Create some ice art.
With overnight temperatures below freezing in most of the US, it’s the perfect time to make some impermanent art. Fill a rum cake pan with water, evergreens and cranberries and leave it outside to freeze. When it’s rock solid, place a candle in the center hole, light it and leave it on your front porch to welcome guests in from the cold during your holiday get together.
Make hot cocoa from scratch.
There is nothing more heartwarming than a piping hot cup of real, homemade hot chocolate. Invite over some friends or gather your family to enjoy an evening in your living room around this delicious treat.
Start an indoor winter project.
The weeks and months following Yule are the coldest of the year.
They bring us closer to the hearth and the home, making it the perfect time to turn inwards and begin projects of deep reflection.
Try starting an indoor project that you plan to carry through to the spring, like making a quilt or learning to knit.
Need some more ideas? Check out 10 Winter Crafts for Witches.
Build a Yule fire.
Yule is most often associated with the Yule log, but you can also “season” a fire with traditional Yule herbs. Toss in a handful of cedar, a sprig of rosemary and a few pinches of frankincense to warm the house with the spirit of the season.
Buy a potted evergreen.
Adorn it with traditional Yule decorations. Have everyone in the house write a holiday wish for the coming year on a piece of paper and bury the wishes in the root ball. When the holiday season is over, plant it in your yard as a reminder of hope and happiness throughout the year.
Donate your time to a local charity or homeless shelter.
People are always lamenting the expense of the holiday season and its focus on materialism, but the true spirit of Yule is the giving of love and light to those around us. Nothing brings us closer to our spirits than service to our communities. In the cold weather months, there is an abundance of ways to give to those in need. Find one.
Make a natural wreath for the door.
Bundle up and go for a walk to gather evergreens like cedar branches from a nearby forest. Use only items found in nature, like pine cones or uniquely shaped pieces of wood, to decorate it.
Bake something for the neighbors.
Yule is the perfect time to connect to your community and nothing brings people together like rich, sugary, forbidden foods! Make something that includes seasonal spices such as cinnamon, ginger and nutmeg.
Make your own witch balls.
You may have noticed this time of year, the craft stores carry these clear Christmas balls that you can open and put stuff in. These are the perfect vehicle for making witch balls.
Gather the kids and tell the story of the Oak King and the Holly King.

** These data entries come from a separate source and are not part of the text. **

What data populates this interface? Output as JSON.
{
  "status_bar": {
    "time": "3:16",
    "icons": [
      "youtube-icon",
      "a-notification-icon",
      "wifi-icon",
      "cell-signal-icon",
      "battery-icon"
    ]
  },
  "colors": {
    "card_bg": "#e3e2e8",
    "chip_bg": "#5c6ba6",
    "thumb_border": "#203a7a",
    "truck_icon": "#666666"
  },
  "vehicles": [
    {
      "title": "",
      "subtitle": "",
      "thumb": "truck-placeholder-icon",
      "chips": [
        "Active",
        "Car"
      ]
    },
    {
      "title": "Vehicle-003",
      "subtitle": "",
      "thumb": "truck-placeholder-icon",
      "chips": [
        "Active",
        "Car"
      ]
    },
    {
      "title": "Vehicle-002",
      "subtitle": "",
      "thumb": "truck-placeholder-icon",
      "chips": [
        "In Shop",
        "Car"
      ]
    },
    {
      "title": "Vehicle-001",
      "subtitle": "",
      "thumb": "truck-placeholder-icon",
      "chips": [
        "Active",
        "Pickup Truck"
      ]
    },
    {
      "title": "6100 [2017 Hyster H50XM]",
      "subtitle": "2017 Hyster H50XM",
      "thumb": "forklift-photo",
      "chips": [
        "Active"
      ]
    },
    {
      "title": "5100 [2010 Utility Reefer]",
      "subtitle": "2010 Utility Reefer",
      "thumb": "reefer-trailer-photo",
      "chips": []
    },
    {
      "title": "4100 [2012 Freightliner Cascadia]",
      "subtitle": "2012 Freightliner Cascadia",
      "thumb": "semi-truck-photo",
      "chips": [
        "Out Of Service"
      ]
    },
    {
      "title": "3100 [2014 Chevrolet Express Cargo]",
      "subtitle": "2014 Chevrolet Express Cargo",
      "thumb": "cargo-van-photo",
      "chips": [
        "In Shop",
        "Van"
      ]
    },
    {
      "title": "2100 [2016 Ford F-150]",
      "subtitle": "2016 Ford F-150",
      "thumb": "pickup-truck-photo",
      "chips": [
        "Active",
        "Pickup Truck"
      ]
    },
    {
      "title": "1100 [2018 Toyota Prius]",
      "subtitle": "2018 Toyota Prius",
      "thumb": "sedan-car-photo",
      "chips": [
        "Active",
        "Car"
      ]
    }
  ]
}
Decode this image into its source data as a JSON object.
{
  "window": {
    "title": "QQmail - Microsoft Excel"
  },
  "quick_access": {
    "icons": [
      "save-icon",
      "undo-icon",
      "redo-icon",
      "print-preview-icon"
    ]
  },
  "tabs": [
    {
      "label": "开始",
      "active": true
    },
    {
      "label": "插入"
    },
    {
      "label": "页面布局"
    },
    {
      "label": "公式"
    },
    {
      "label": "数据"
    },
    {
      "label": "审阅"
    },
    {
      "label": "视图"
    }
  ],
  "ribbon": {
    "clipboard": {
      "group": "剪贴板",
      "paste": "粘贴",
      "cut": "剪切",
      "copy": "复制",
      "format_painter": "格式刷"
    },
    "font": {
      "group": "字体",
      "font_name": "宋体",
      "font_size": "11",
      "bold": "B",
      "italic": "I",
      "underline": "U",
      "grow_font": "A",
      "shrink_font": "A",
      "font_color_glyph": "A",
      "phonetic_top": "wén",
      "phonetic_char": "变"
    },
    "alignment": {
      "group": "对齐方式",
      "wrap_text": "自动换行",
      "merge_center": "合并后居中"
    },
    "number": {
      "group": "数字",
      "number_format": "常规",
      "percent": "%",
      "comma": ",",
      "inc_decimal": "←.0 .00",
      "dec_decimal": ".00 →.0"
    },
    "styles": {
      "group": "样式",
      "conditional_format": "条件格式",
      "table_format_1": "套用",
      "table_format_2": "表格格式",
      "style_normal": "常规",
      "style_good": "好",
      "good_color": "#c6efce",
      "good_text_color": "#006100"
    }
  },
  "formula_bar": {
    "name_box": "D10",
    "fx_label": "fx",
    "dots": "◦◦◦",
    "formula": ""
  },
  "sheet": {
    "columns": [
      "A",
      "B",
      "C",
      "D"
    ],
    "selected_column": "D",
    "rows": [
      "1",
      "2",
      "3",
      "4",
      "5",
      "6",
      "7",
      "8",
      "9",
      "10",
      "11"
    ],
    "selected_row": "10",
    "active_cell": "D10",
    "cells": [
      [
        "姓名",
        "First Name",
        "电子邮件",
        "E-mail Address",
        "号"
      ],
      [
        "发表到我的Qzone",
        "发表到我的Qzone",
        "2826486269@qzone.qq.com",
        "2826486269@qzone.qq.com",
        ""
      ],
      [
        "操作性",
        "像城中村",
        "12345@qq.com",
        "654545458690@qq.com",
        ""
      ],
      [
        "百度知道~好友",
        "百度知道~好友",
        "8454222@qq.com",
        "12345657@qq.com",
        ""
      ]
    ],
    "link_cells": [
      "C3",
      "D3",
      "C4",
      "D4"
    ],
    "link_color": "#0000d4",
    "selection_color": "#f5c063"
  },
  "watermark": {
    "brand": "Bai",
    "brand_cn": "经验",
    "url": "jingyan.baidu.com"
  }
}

This classic tale is, of course, central to the Celtic Yule festivities. Make it part of your tradition! Have everyone in a circle cuddle up with some blankets and your homemade cocoa, and have the most theatrical person in your circle (you know the one) tell this story with imagination and flare.